UHS-I and II cards are capable of huge performance boosts over standard cards, in terms of maximum read/write speeds. A UHS Class 1 rating tells you that the technology allows for speeds of up to 104MB/s. Many UHS-1 cards deliver read/write rates of 80―95MB/s, with a lot of others getting up to about 60MB/s. UHS-II denotes even faster maximum speeds of 312MB/s, with the reality being 250―280MB/s for the current SD lineup.
Memory Stick (MS)
A proprietary memory type used in many Sony devices, Memory Stick PRO Duo cards are similar in size to SD cards and are smaller than the original incarnations of the Sony Memory Stick. The MS PRO-HG Duo offers performance approximately four times faster than the PRO Duo. MS cards also have MagicGate copyright protection technology, which provides authentication and content encryption and decryption to prevent unauthorized copying, and conform to Secure Digital Music Initiative (SDMI) standards.
XQD cards, made by Lexar and Sony, use the PCIe interface featured on certain computer expansion cards. In theory, the XQD format has a maximum possible capacity greater than the 2TB limit of other memory card types, though we have yet to see an actual card approaching such massive storage capabilities. They are currently available in several classes: the standard XQD, also known as the H Series, as well as the N, S, and G series. The H and N class support transfer speeds up to 125MB/s, while the S-series supports up to 180MB/s for reading and writing.
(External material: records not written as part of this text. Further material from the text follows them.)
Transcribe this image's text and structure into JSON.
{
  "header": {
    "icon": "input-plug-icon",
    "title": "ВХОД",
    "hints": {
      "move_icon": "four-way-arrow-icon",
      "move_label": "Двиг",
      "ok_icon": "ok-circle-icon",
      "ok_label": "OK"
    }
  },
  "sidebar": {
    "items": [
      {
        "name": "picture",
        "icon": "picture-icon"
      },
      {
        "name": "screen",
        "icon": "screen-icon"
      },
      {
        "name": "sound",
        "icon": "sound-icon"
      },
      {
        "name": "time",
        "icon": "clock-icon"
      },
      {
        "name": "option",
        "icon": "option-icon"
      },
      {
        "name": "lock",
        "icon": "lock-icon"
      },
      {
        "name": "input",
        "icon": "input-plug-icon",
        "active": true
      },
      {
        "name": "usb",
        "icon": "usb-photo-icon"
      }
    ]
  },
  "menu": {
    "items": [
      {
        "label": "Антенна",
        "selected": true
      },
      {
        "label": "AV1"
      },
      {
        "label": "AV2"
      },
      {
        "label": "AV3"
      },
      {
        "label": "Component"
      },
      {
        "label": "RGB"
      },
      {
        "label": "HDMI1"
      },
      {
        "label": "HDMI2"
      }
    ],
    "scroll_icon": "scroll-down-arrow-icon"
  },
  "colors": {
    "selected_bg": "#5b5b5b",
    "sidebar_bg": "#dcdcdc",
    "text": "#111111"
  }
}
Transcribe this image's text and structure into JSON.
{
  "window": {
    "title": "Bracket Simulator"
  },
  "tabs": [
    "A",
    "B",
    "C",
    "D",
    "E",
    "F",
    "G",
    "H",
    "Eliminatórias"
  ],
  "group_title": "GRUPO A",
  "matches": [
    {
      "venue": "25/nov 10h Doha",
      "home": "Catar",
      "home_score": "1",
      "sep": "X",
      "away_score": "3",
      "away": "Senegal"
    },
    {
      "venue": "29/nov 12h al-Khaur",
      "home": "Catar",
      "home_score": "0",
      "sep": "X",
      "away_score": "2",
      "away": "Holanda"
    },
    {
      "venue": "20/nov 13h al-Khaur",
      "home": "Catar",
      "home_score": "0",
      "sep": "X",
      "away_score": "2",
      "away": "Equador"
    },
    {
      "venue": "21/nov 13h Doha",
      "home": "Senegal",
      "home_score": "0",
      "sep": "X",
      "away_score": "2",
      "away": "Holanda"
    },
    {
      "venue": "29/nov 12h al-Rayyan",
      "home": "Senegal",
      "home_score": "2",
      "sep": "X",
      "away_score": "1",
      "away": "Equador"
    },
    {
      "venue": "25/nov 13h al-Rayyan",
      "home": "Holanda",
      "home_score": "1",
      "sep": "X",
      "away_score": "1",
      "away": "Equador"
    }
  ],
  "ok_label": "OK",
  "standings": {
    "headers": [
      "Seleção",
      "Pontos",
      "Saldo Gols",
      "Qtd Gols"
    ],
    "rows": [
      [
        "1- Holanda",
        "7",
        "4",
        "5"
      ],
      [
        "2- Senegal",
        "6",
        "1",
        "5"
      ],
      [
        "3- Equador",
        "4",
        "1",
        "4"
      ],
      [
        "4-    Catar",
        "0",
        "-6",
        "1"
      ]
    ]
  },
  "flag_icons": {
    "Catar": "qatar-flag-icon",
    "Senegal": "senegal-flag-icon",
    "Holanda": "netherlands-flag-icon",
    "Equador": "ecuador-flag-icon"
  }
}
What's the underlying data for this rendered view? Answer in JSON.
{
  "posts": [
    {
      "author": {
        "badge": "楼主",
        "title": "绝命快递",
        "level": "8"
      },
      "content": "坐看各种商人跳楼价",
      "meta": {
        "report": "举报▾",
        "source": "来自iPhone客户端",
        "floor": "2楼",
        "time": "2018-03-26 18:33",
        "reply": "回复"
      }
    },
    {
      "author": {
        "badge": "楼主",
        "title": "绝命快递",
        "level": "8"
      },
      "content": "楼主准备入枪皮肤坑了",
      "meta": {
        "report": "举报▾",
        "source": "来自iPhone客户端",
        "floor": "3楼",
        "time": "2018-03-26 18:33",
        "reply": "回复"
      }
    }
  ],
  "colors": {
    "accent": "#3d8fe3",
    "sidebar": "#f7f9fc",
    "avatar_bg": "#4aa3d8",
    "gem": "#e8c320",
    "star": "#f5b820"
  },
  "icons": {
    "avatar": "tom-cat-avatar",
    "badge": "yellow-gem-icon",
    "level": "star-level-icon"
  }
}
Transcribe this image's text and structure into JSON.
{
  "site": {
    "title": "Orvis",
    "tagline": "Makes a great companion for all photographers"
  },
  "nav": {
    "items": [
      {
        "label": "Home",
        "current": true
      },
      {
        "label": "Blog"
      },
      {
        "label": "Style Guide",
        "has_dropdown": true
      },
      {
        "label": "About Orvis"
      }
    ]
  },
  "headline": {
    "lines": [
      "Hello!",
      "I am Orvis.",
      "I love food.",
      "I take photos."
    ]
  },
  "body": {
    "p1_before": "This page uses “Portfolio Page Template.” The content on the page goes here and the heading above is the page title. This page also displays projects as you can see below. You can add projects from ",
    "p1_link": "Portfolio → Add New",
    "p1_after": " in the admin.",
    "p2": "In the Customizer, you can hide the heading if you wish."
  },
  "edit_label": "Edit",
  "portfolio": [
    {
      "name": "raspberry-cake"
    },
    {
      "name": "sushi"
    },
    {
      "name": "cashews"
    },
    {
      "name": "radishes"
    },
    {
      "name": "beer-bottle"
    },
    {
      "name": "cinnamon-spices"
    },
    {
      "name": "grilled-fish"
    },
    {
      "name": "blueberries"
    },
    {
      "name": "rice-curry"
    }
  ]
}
The newest class, the G series, supports transfer speeds up to 400MB/s to benefit 4K video recording and high-resolution still shooting bursts.
Sony's SxS-1 and SxS PRO+ cards were created for the XDCAM EX camcorders and feature the same interface as a computer ExpressCard. SxS-1 cards feature similar performance compared to the PRO+ versions and offer maximum read speeds of 1.2Gb/s (150MB/s), with slightly lower write speeds. SxS PRO+ memory cards support write speeds of up to 1.5Gb/s (187.5MB/s) and maximum read speeds of 1.6Gb/s.
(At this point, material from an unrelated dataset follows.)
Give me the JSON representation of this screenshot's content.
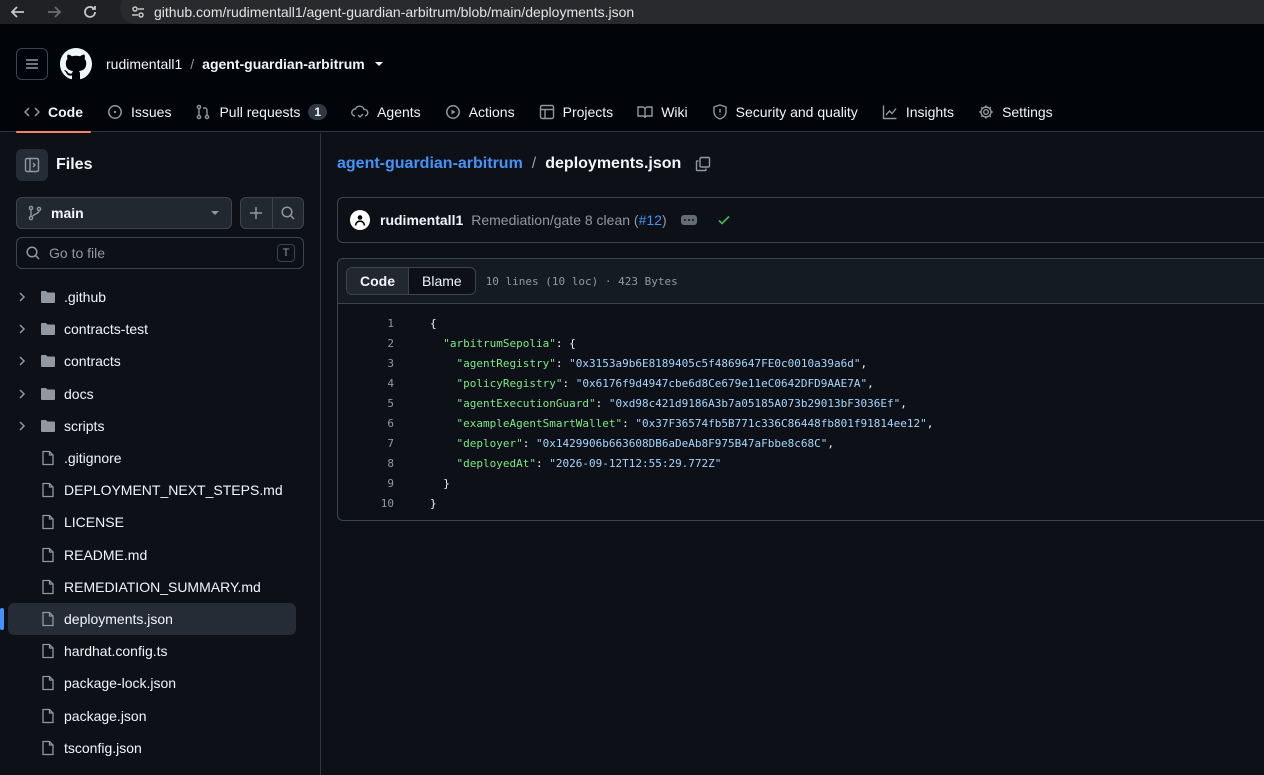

P2 and microP2
Designed for full HD and 4K recording in Panasonic's P2 camcorders, the company's P2 cards have the same maximum transfer speeds as the SxS-1 cards. The microP2 version, which has a form factor identical to a full-size SD card, is UHS-II and features much faster 2Gb/s (250MB/s) rates. To help ensure high reliability, both the P2 and microP2 cards offer a RAID-type error-correction system similar to that of many external computer drives.
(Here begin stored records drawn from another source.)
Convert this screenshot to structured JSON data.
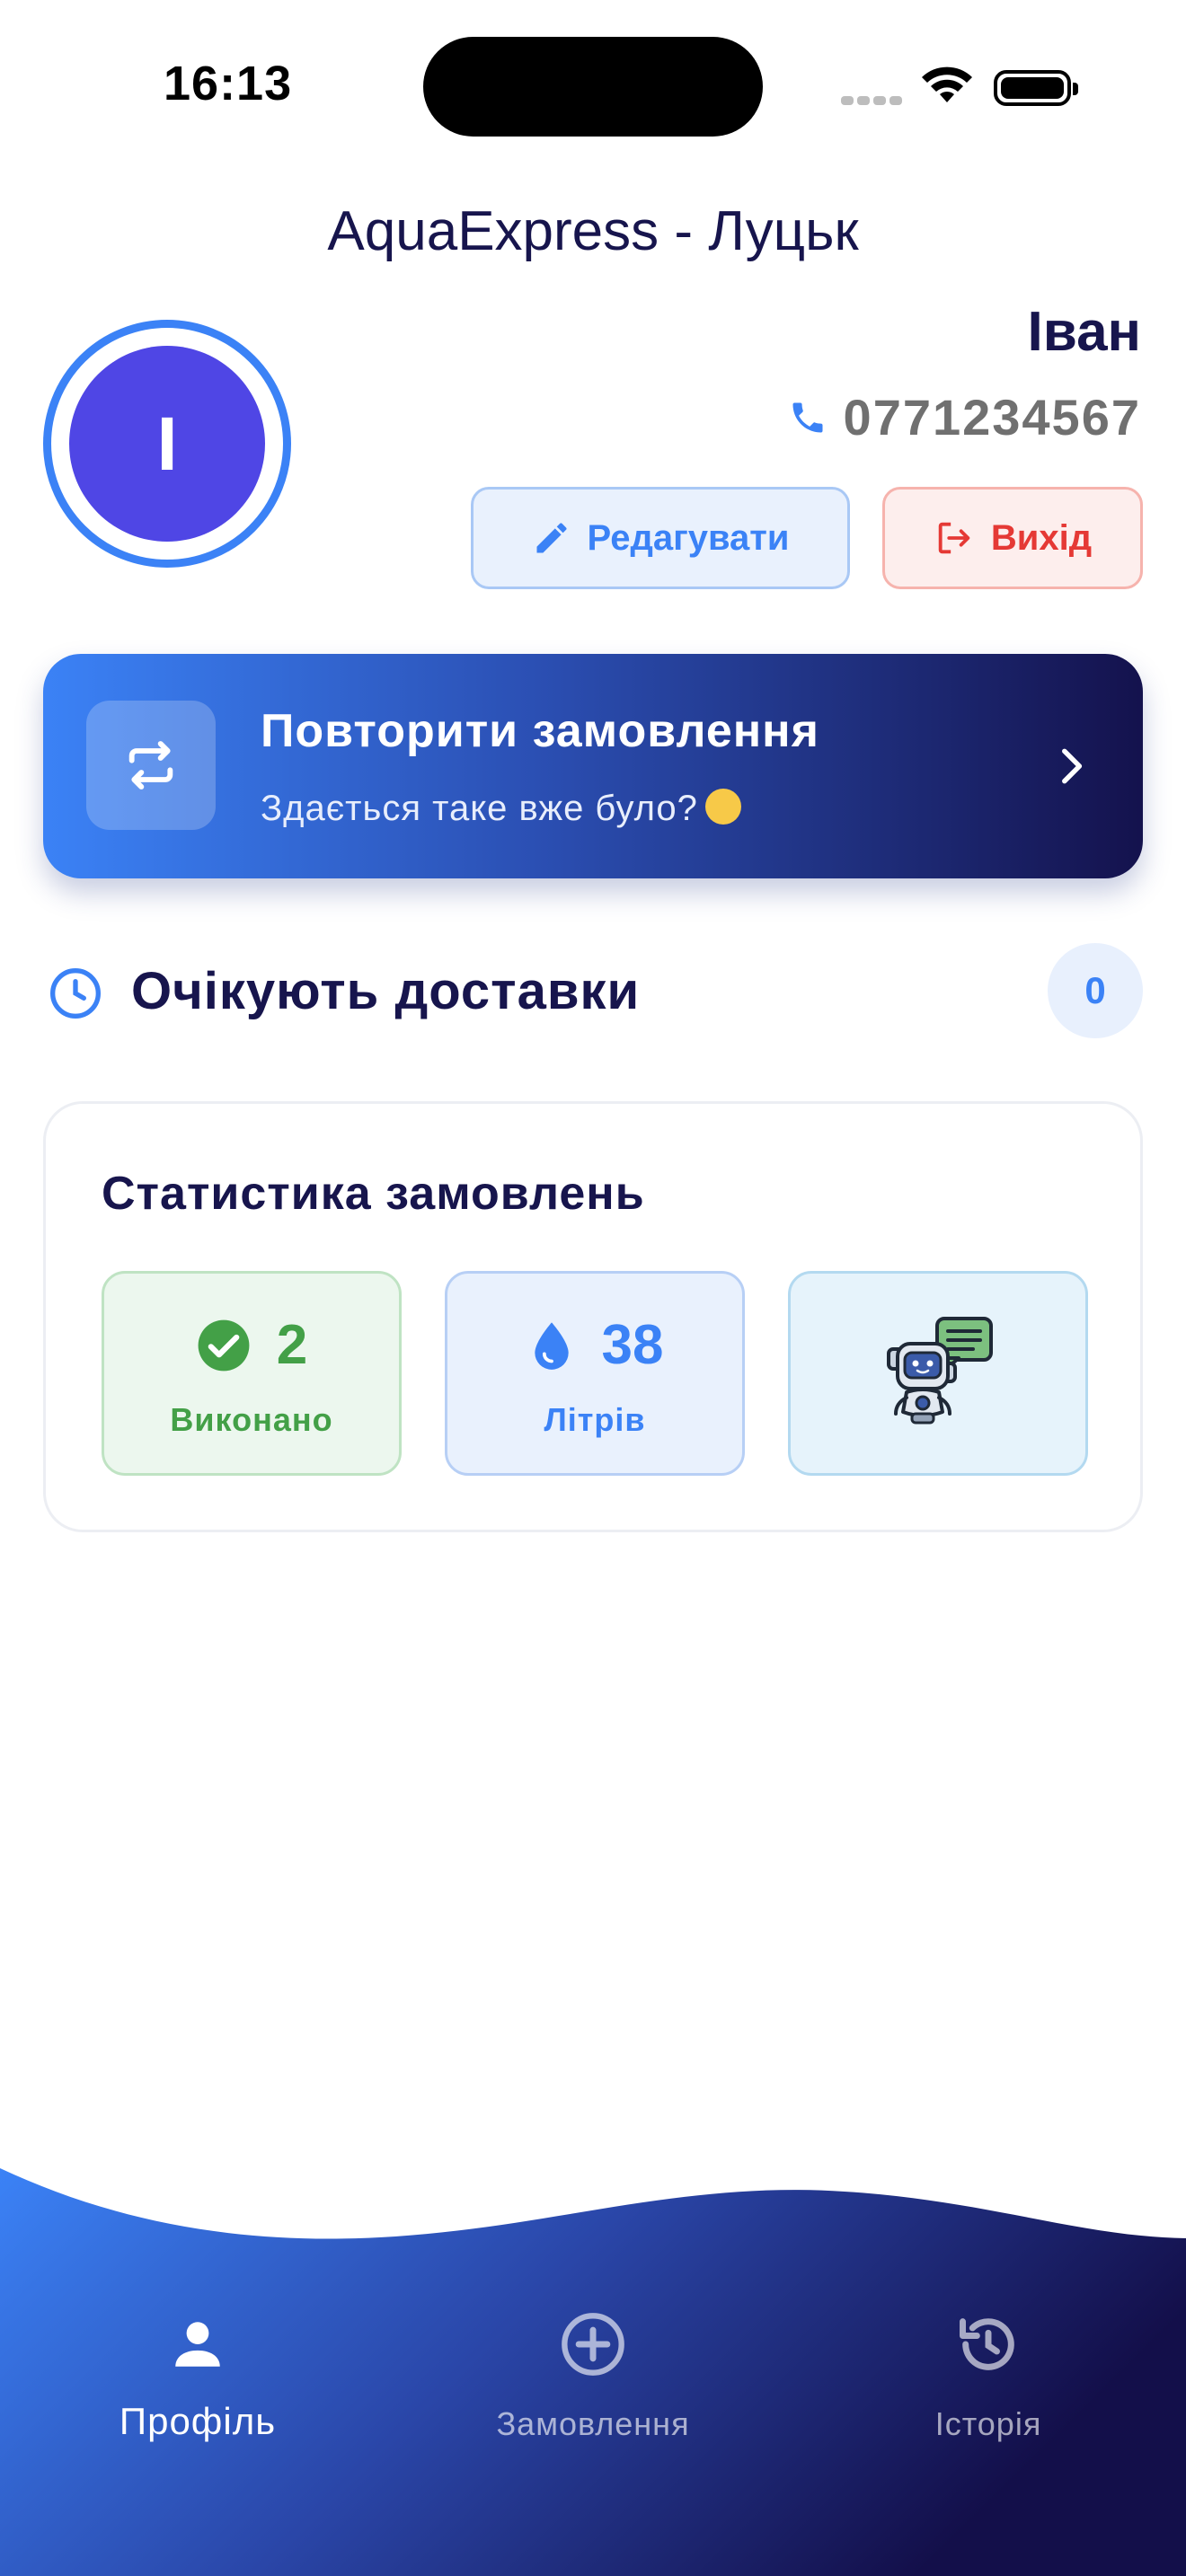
{
  "status_bar": {
    "time": "16:13"
  },
  "header": {
    "title": "AquaExpress - Луцьк"
  },
  "profile": {
    "avatar_initial": "І",
    "name": "Іван",
    "phone": "0771234567",
    "edit_label": "Редагувати",
    "logout_label": "Вихід"
  },
  "repeat_order": {
    "title": "Повторити замовлення",
    "subtitle": "Здається таке вже було?"
  },
  "pending": {
    "title": "Очікують доставки",
    "count": "0"
  },
  "stats": {
    "title": "Статистика замовлень",
    "done_value": "2",
    "done_label": "Виконано",
    "liters_value": "38",
    "liters_label": "Літрів"
  },
  "nav": {
    "items": [
      {
        "label": "Профіль",
        "icon": "person-icon",
        "active": true
      },
      {
        "label": "Замовлення",
        "icon": "add-circle-icon",
        "active": false
      },
      {
        "label": "Історія",
        "icon": "history-icon",
        "active": false
      }
    ]
  },
  "colors": {
    "primary": "#3b82f6",
    "dark": "#14124d",
    "avatar": "#4f46e5",
    "danger": "#e53935",
    "success": "#43a047"
  }
}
Most consumer-grade cameras and camcorders are compatible with CompactFlash (CF), Secure Digital (SD), or Memory Stick type cards, and several cameras now feature dual memory slots, allowing you to use up to two cards at a time. Common combinations include two SD slots or one CF and one SD slot, along with a handful of different combinations.